**INPUT DATA:**

[Start of Attachment]

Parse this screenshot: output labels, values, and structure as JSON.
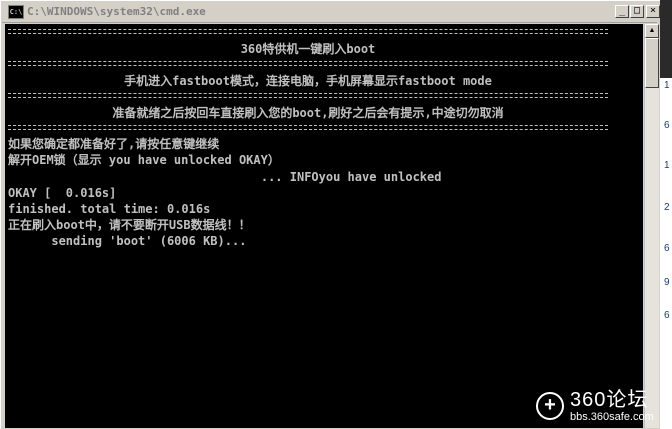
{
  "window": {
    "icon_label": "C:\\",
    "title": "C:\\WINDOWS\\system32\\cmd.exe",
    "minimize_glyph": "_",
    "maximize_glyph": "□",
    "close_glyph": "×"
  },
  "console": {
    "title_line": "360特供机一键刷入boot",
    "instruction_line": "手机进入fastboot模式，连接电脑，手机屏幕显示fastboot mode",
    "ready_line": "准备就绪之后按回车直接刷入您的boot,刷好之后会有提示,中途切勿取消",
    "lines": [
      "如果您确定都准备好了,请按任意键继续",
      "解开OEM锁（显示 you have unlocked OKAY）",
      "                                   ... INFOyou have unlocked",
      "OKAY [  0.016s]",
      "finished. total time: 0.016s",
      "正在刷入boot中，请不要断开USB数据线！！",
      "      sending 'boot' (6006 KB)..."
    ]
  },
  "scrollbar": {
    "up_glyph": "▲"
  },
  "background_window": {
    "digits": [
      "1",
      "6",
      "1",
      "2",
      "6",
      "9",
      "6"
    ]
  },
  "watermark": {
    "name": "360论坛",
    "url": "bbs.360safe.com",
    "logo_glyph": "+"
  }
}
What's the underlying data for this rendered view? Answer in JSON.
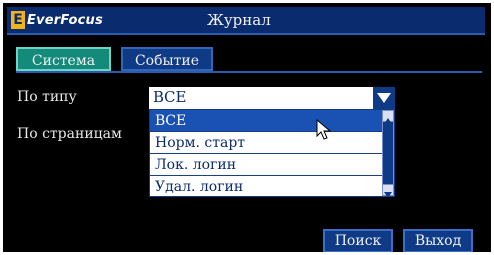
{
  "header": {
    "logo_text": "EverFocus",
    "logo_mark": "E",
    "title": "Журнал"
  },
  "tabs": [
    {
      "label": "Система",
      "active": true
    },
    {
      "label": "Событие",
      "active": false
    }
  ],
  "form": {
    "type_label": "По типу",
    "pages_label": "По страницам",
    "type_select": {
      "value": "ВСЕ",
      "options": [
        "ВСЕ",
        "Норм. старт",
        "Лок. логин",
        "Удал. логин"
      ],
      "highlighted_index": 0
    }
  },
  "buttons": {
    "search": "Поиск",
    "exit": "Выход"
  },
  "icons": {
    "dropdown_arrow": "chevron-down-icon",
    "cursor": "mouse-pointer-icon",
    "scroll_up": "scroll-up-icon",
    "scroll_down": "scroll-down-icon"
  },
  "colors": {
    "titlebar": "#0a2b6e",
    "tab_active": "#138a7a",
    "tab_inactive": "#0f3a86",
    "selection": "#1a52b4",
    "logo_accent": "#f1b319"
  }
}
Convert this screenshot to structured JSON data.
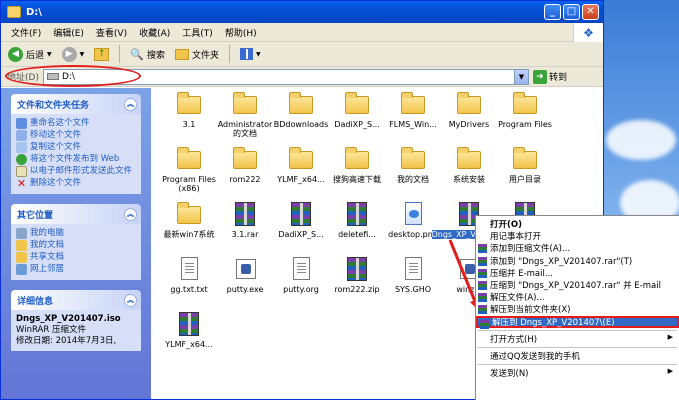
{
  "window": {
    "title": "D:\\"
  },
  "title_buttons": {
    "minimize": "_",
    "maximize": "□",
    "close": "✕"
  },
  "menu": [
    "文件(F)",
    "编辑(E)",
    "查看(V)",
    "收藏(A)",
    "工具(T)",
    "帮助(H)"
  ],
  "toolbar": {
    "back": "后退",
    "search": "搜索",
    "folders": "文件夹"
  },
  "address": {
    "label": "地址(D)",
    "value": "D:\\",
    "go": "转到"
  },
  "tasks": {
    "title": "文件和文件夹任务",
    "items": [
      "重命名这个文件",
      "移动这个文件",
      "复制这个文件",
      "将这个文件发布到 Web",
      "以电子邮件形式发送此文件",
      "删除这个文件"
    ]
  },
  "places": {
    "title": "其它位置",
    "items": [
      "我的电脑",
      "我的文档",
      "共享文档",
      "网上邻居"
    ]
  },
  "details": {
    "title": "详细信息",
    "name": "Dngs_XP_V201407.iso",
    "type": "WinRAR 压缩文件",
    "date": "修改日期: 2014年7月3日,"
  },
  "files": [
    {
      "name": "3.1",
      "type": "folder"
    },
    {
      "name": "Administrator的文档",
      "type": "folder"
    },
    {
      "name": "BDdownloads",
      "type": "folder"
    },
    {
      "name": "DadiXP_S...",
      "type": "folder"
    },
    {
      "name": "FLMS_Win...",
      "type": "folder"
    },
    {
      "name": "MyDrivers",
      "type": "folder"
    },
    {
      "name": "Program Files",
      "type": "folder"
    },
    {
      "name": "Program Files (x86)",
      "type": "folder"
    },
    {
      "name": "rom222",
      "type": "folder"
    },
    {
      "name": "YLMF_x64...",
      "type": "folder"
    },
    {
      "name": "搜狗高速下载",
      "type": "folder"
    },
    {
      "name": "我的文档",
      "type": "folder"
    },
    {
      "name": "系统安装",
      "type": "folder"
    },
    {
      "name": "用户目录",
      "type": "folder"
    },
    {
      "name": "最新win7系统",
      "type": "folder"
    },
    {
      "name": "3.1.rar",
      "type": "rar"
    },
    {
      "name": "DadiXP_S...",
      "type": "rar"
    },
    {
      "name": "deletefi...",
      "type": "rar"
    },
    {
      "name": "desktop.png",
      "type": "png"
    },
    {
      "name": "Dngs_XP_V201407",
      "type": "rar",
      "selected": true
    },
    {
      "name": "",
      "type": "rar"
    },
    {
      "name": "gg.txt.txt",
      "type": "doc"
    },
    {
      "name": "putty.exe",
      "type": "exe"
    },
    {
      "name": "putty.org",
      "type": "doc"
    },
    {
      "name": "rom222.zip",
      "type": "rar"
    },
    {
      "name": "SYS.GHO",
      "type": "doc"
    },
    {
      "name": "winzip",
      "type": "exe"
    },
    {
      "name": "",
      "type": "none"
    },
    {
      "name": "YLMF_x64...",
      "type": "rar"
    }
  ],
  "context_menu": [
    {
      "label": "打开(O)",
      "bold": true
    },
    {
      "label": "用记事本打开"
    },
    {
      "label": "添加到压缩文件(A)...",
      "icon": true
    },
    {
      "label": "添加到 \"Dngs_XP_V201407.rar\"(T)",
      "icon": true
    },
    {
      "label": "压缩并 E-mail...",
      "icon": true
    },
    {
      "label": "压缩到 \"Dngs_XP_V201407.rar\" 并 E-mail",
      "icon": true
    },
    {
      "label": "解压文件(A)...",
      "icon": true
    },
    {
      "label": "解压到当前文件夹(X)",
      "icon": true
    },
    {
      "label": "解压到 Dngs_XP_V201407\\(E)",
      "icon": true,
      "highlight": true
    },
    {
      "sep": true
    },
    {
      "label": "打开方式(H)",
      "arrow": true
    },
    {
      "sep": true
    },
    {
      "label": "通过QQ发送到我的手机"
    },
    {
      "sep": true
    },
    {
      "label": "发送到(N)",
      "arrow": true
    }
  ],
  "colors": {
    "titlebar": "#0a61ee",
    "taskpane": "#7ba2e7",
    "highlight": "#316ac5",
    "annotation": "#e21b1b"
  }
}
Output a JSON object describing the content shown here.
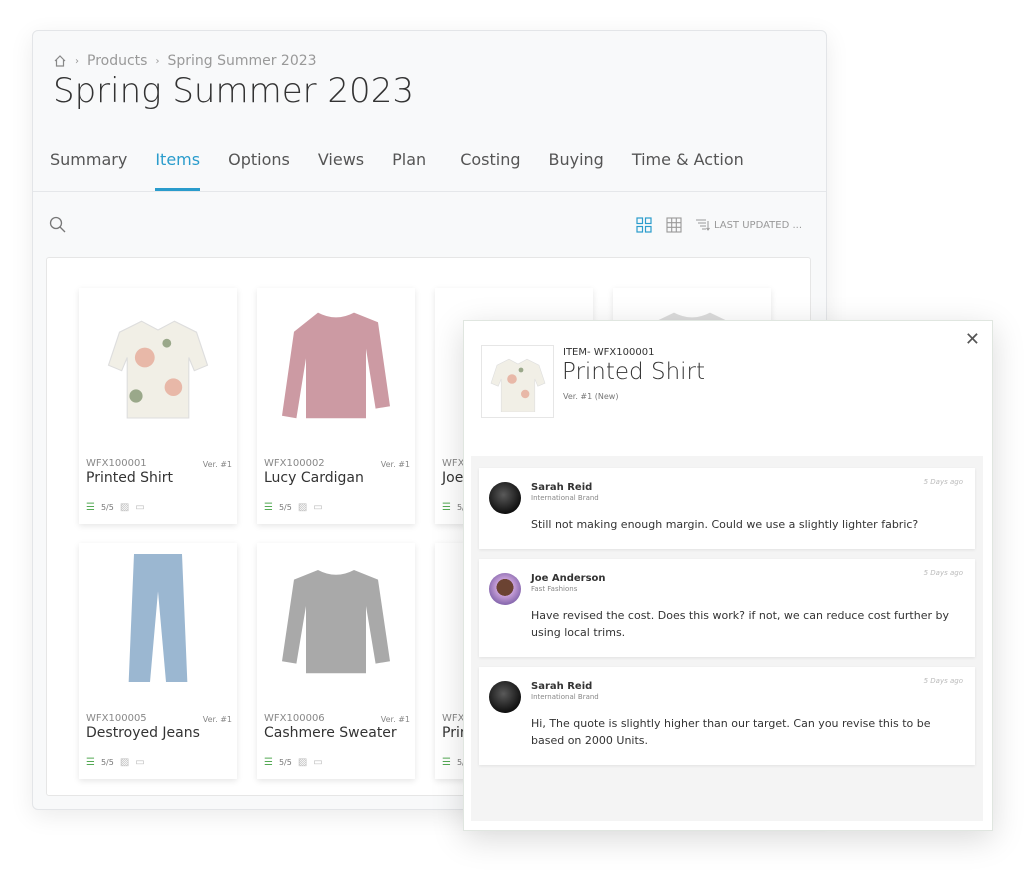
{
  "breadcrumb": {
    "items": [
      "Products",
      "Spring Summer 2023"
    ]
  },
  "page_title": "Spring Summer 2023",
  "tabs": [
    {
      "label": "Summary"
    },
    {
      "label": "Items",
      "active": true
    },
    {
      "label": "Options"
    },
    {
      "label": "Views"
    },
    {
      "label": "Plan"
    },
    {
      "label": "Costing"
    },
    {
      "label": "Buying"
    },
    {
      "label": "Time & Action"
    }
  ],
  "toolbar": {
    "sort_label": "LAST UPDATED ...",
    "accent": "#2a9ccc"
  },
  "items": [
    {
      "code": "WFX100001",
      "version": "Ver. #1",
      "name": "Printed Shirt",
      "progress": "5/5",
      "image": "printed-shirt"
    },
    {
      "code": "WFX100002",
      "version": "Ver. #1",
      "name": "Lucy Cardigan",
      "progress": "5/5",
      "image": "pink-sweater"
    },
    {
      "code": "WFX",
      "version": "",
      "name": "Joe",
      "progress": "5/5",
      "image": "partial"
    },
    {
      "code": "",
      "version": "",
      "name": "",
      "progress": "",
      "image": "white-tshirt"
    },
    {
      "code": "WFX100005",
      "version": "Ver. #1",
      "name": "Destroyed Jeans",
      "progress": "5/5",
      "image": "jeans"
    },
    {
      "code": "WFX100006",
      "version": "Ver. #1",
      "name": "Cashmere Sweater",
      "progress": "5/5",
      "image": "grey-sweater"
    },
    {
      "code": "WFX",
      "version": "",
      "name": "Prin",
      "progress": "5/5",
      "image": "partial"
    }
  ],
  "popup": {
    "item_code": "ITEM- WFX100001",
    "name": "Printed Shirt",
    "version": "Ver. #1 (New)",
    "comments": [
      {
        "author": "Sarah Reid",
        "org": "International Brand",
        "time": "5 Days ago",
        "text": "Still not making enough margin. Could we use a slightly lighter fabric?"
      },
      {
        "author": "Joe Anderson",
        "org": "Fast Fashions",
        "time": "5 Days ago",
        "text": "Have revised the cost. Does this work? if not, we can reduce cost further by using local trims."
      },
      {
        "author": "Sarah Reid",
        "org": "International Brand",
        "time": "5 Days ago",
        "text": "Hi, The quote is slightly higher than our target. Can you revise this to be based on 2000 Units."
      }
    ]
  }
}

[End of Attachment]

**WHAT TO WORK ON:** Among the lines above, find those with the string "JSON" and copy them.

**REPLY:**
Parse this screenshot: output labels, values, and structure as JSON.
What's the underlying data for this rendered view? Answer in JSON.
Convert this screenshot to structured JSON data.
Output a JSON object describing the content shown here.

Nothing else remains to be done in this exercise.